▶ Instructions for the task:
Reproduce all of the entries character for character, while leaving out any pictures they contain.

▶ Information:
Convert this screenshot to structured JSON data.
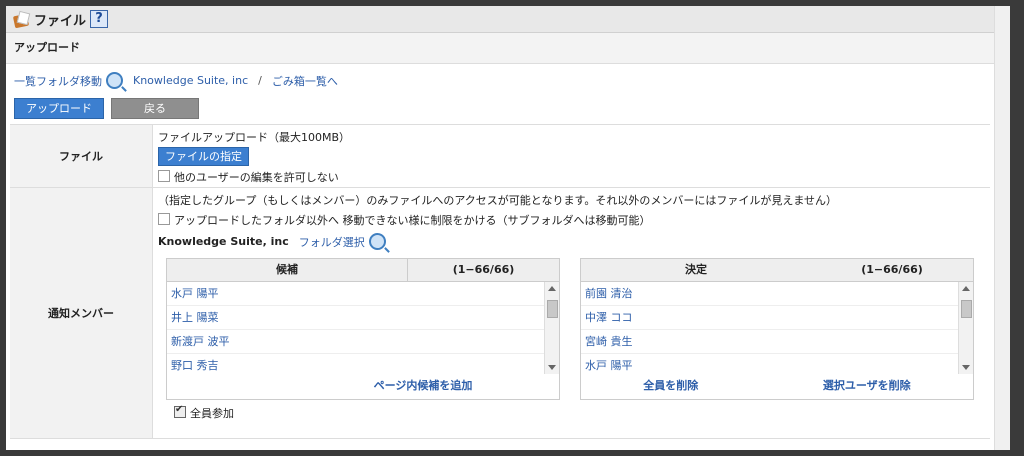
{
  "header": {
    "title": "ファイル",
    "help": "?"
  },
  "subbar": {
    "title": "アップロード"
  },
  "links": {
    "folder_move": "一覧フォルダ移動",
    "company": "Knowledge Suite, inc",
    "separator": "/",
    "trash": "ごみ箱一覧へ"
  },
  "toolbar": {
    "upload_label": "アップロード",
    "back_label": "戻る"
  },
  "file_row": {
    "label": "ファイル",
    "caption": "ファイルアップロード（最大100MB）",
    "select_button": "ファイルの指定",
    "no_edit_label": "他のユーザーの編集を許可しない"
  },
  "notify_row": {
    "label": "通知メンバー",
    "notice": "（指定したグループ（もしくはメンバー）のみファイルへのアクセスが可能となります。それ以外のメンバーにはファイルが見えません）",
    "restrict_label": "アップロードしたフォルダ以外へ 移動できない様に制限をかける（サブフォルダへは移動可能）",
    "company": "Knowledge Suite, inc",
    "folder_select": "フォルダ選択",
    "candidates": {
      "header": "候補",
      "count": "(1−66/66)",
      "items": [
        "水戸 陽平",
        "井上 陽菜",
        "新渡戸 波平",
        "野口 秀吉"
      ],
      "add_page": "ページ内候補を追加"
    },
    "decided": {
      "header": "決定",
      "count": "(1−66/66)",
      "items": [
        "前園 清治",
        "中澤 ココ",
        "宮崎 貴生",
        "水戸 陽平"
      ],
      "remove_all": "全員を削除",
      "remove_selected": "選択ユーザを削除"
    },
    "all_join": "全員参加"
  }
}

▶ Response for this exercise:
Convert this screenshot to structured JSON data.
{
  "header": {
    "title": "ファイル",
    "help": "?"
  },
  "subbar": {
    "title": "アップロード"
  },
  "links": {
    "folder_move": "一覧フォルダ移動",
    "company": "Knowledge Suite, inc",
    "separator": "/",
    "trash": "ごみ箱一覧へ"
  },
  "toolbar": {
    "upload_label": "アップロード",
    "back_label": "戻る"
  },
  "file_row": {
    "label": "ファイル",
    "caption": "ファイルアップロード（最大100MB）",
    "select_button": "ファイルの指定",
    "no_edit_label": "他のユーザーの編集を許可しない"
  },
  "notify_row": {
    "label": "通知メンバー",
    "notice": "（指定したグループ（もしくはメンバー）のみファイルへのアクセスが可能となります。それ以外のメンバーにはファイルが見えません）",
    "restrict_label": "アップロードしたフォルダ以外へ 移動できない様に制限をかける（サブフォルダへは移動可能）",
    "company": "Knowledge Suite, inc",
    "folder_select": "フォルダ選択",
    "candidates": {
      "header": "候補",
      "count": "(1−66/66)",
      "items": [
        "水戸 陽平",
        "井上 陽菜",
        "新渡戸 波平",
        "野口 秀吉"
      ],
      "add_page": "ページ内候補を追加"
    },
    "decided": {
      "header": "決定",
      "count": "(1−66/66)",
      "items": [
        "前園 清治",
        "中澤 ココ",
        "宮崎 貴生",
        "水戸 陽平"
      ],
      "remove_all": "全員を削除",
      "remove_selected": "選択ユーザを削除"
    },
    "all_join": "全員参加"
  }
}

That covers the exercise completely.